John Kosmopoulos: I have never been asked that question in that way.  I think your identity, however you personally define it, is just another lens you use in photography and art. Your environment shapes who you are and become. It certainly plays a proud role in my artistic expression.  I am an ambassador for both of these great worlds. At the same time, like my namesake, I am a true citizen of the world. I want to live up to that.

LEMAG: How do you choose a subject of your photograph?

John Kosmopoulos: The subject has to beguile my imagination. When you frame an interesting scene and strip away extraneous elements either though composition or editing, it is not enough for a subject to be or become interesting, it has to also seduce your artistic vision in some way.  It is not always easy to view the world with awe and nascent eyes but photography often provides these gifts. 

When I speak about “vision”, which I now find somewhat limiting as a subject of photography, I speak of it in terms of a spectrum of sensory experiences and born possibilities as part of artistic expression. I also consider the transfer our own learning from one context and applying it to another to achieve something impactful in our art.  It becomes a way of understanding how different disciplines can enhance one another and create new fields.  You just have to think about the assimilation of augmented reality and photography and considerations of neuroscientific and psychological principles of art (which I have written about and talked about extensively) to understand how sophisticated photography is and needs to be to standout in the fine arts. That is why I believe that art is both subjective and objective and your choice of subject should be eclectic.  This whole notion of “jack of all trades, master of none” is faulty to its core and it limits human excellence and creativity. 

LEMAG: When you think of your possible audience, what do you want them to see of feel when they look at your images?

John Kosmopoulos: I want the image to feel like it was a shared experience with another person as if they were part of the process of creation and found something that deeply resonated with them.  I also want them to feel that it is different than what they have seen before and that it provides some mystery, mood and motion for their imagination.  This is what I like to call a non-zero sum psychology between the artist and viewer.  You want to invite a third look and not have the audience consider the rule of thirds. There is nothing wrong with considering the technical make-up of an image but it does distract from its main function which is to exalt the senses.  As artists, we are often old-school Romantics but with giant steps into the future when it comes to the promise of what art is and could be for generations.

LEMAG: You are also interested in literature and amongst your favourites are such great artist as Pablo Neruda, James Joyce or Gabriel Garcia Marquez.

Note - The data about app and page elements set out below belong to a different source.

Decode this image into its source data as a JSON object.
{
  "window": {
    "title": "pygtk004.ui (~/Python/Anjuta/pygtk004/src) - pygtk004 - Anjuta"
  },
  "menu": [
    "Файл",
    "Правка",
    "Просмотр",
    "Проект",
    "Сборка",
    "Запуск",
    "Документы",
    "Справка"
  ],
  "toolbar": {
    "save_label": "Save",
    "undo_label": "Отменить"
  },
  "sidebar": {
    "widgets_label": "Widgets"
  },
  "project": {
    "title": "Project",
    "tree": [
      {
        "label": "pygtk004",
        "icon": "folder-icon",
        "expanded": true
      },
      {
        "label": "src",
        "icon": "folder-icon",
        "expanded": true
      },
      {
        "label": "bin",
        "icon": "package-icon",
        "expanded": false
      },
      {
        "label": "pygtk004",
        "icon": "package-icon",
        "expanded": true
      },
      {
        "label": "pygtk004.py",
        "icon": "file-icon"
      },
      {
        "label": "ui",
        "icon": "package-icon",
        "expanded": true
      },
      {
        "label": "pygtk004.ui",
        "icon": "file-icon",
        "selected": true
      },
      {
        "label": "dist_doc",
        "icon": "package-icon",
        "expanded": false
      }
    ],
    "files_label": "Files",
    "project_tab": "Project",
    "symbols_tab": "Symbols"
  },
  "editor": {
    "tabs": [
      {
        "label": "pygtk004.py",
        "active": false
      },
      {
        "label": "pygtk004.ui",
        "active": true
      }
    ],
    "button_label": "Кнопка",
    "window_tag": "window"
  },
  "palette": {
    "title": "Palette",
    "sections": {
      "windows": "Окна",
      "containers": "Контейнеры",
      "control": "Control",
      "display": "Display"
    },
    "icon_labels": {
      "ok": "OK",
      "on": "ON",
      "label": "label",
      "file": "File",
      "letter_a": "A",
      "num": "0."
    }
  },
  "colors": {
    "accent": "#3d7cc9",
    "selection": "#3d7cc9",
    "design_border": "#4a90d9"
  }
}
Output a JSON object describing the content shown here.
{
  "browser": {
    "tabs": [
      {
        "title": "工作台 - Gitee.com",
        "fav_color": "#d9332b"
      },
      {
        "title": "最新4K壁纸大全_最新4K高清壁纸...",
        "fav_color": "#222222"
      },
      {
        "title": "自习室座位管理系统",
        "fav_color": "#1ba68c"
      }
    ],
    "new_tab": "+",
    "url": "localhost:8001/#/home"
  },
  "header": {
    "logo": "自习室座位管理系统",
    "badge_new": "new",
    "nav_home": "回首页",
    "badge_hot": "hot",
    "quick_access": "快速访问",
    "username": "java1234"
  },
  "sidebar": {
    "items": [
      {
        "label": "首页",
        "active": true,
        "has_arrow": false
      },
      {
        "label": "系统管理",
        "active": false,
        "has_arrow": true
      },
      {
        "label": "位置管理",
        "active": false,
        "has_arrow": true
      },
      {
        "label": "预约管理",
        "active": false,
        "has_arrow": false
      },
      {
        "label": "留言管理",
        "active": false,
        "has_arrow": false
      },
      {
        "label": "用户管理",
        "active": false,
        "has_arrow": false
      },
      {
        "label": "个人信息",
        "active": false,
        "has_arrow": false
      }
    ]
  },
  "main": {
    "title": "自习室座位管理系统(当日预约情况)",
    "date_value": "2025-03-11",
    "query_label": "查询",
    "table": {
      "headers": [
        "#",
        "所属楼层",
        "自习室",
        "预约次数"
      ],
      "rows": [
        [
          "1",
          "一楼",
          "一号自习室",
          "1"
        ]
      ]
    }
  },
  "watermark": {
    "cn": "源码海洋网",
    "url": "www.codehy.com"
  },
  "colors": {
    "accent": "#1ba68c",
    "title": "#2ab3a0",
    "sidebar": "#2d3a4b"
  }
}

Does literature impact your work in any way?

John Kosmopoulos: It impacts it tremendously. I am avid reader and I find pure enjoyment in the way words can paint images and how an eloquent phrase can spark an idea for an image.  I could easily add many other authors to that list but I also like to create my own narratives. I have always liked the idea of saying something in a sentence or statement that often takes volumes to write. That is what a photograph is to me.

LEMAG: We all have our favourite photographers and images but I wanted to ask you if any painters influence your work.

John Kosmopoulos: In some ways, it is the spirit of the painter more than the paintings that influence me. To be an outlier or respectful contrarian, to organically turn left when others turn right, is a great way to evolve as an artist. Of course, I do enjoy the work of many painters. Rothko is a big influence on me as are many abstract painters. I have also learned from Masters such as Da Vinci, El Greco, Rembrandt, Monet and Klimt.  To view their work means to want to excel as a photographer.

LEMAG: John, thank you very much for your time, it has been a pleasure speaking to you.

Manhattan Skyline